Problem to work on – Could the entries below be retyped exactly and in full?

Dataset rows for apps and sites –
━━━━━━━━

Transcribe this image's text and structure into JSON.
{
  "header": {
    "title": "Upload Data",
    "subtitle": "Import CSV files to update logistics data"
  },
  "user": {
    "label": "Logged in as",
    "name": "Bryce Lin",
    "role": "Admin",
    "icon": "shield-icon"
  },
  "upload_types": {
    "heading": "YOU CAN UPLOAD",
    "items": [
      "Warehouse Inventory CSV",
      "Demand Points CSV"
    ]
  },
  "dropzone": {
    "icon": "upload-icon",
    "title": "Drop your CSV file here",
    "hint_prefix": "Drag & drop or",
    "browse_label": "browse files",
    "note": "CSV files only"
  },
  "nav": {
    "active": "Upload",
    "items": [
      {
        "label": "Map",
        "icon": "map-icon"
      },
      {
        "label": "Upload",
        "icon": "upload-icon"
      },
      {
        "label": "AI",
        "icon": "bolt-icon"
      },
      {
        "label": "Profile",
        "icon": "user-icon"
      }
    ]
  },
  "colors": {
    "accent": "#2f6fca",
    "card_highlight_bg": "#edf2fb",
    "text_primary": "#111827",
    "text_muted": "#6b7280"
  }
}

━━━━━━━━

Task solution –
Transcribe this image's text and structure into JSON.
{
  "header": {
    "title": "Upload Data",
    "subtitle": "Import CSV files to update logistics data"
  },
  "user": {
    "label": "Logged in as",
    "name": "Bryce Lin",
    "role": "Admin",
    "icon": "shield-icon"
  },
  "upload_types": {
    "heading": "YOU CAN UPLOAD",
    "items": [
      "Warehouse Inventory CSV",
      "Demand Points CSV"
    ]
  },
  "dropzone": {
    "icon": "upload-icon",
    "title": "Drop your CSV file here",
    "hint_prefix": "Drag & drop or",
    "browse_label": "browse files",
    "note": "CSV files only"
  },
  "nav": {
    "active": "Upload",
    "items": [
      {
        "label": "Map",
        "icon": "map-icon"
      },
      {
        "label": "Upload",
        "icon": "upload-icon"
      },
      {
        "label": "AI",
        "icon": "bolt-icon"
      },
      {
        "label": "Profile",
        "icon": "user-icon"
      }
    ]
  },
  "colors": {
    "accent": "#2f6fca",
    "card_highlight_bg": "#edf2fb",
    "text_primary": "#111827",
    "text_muted": "#6b7280"
  }
}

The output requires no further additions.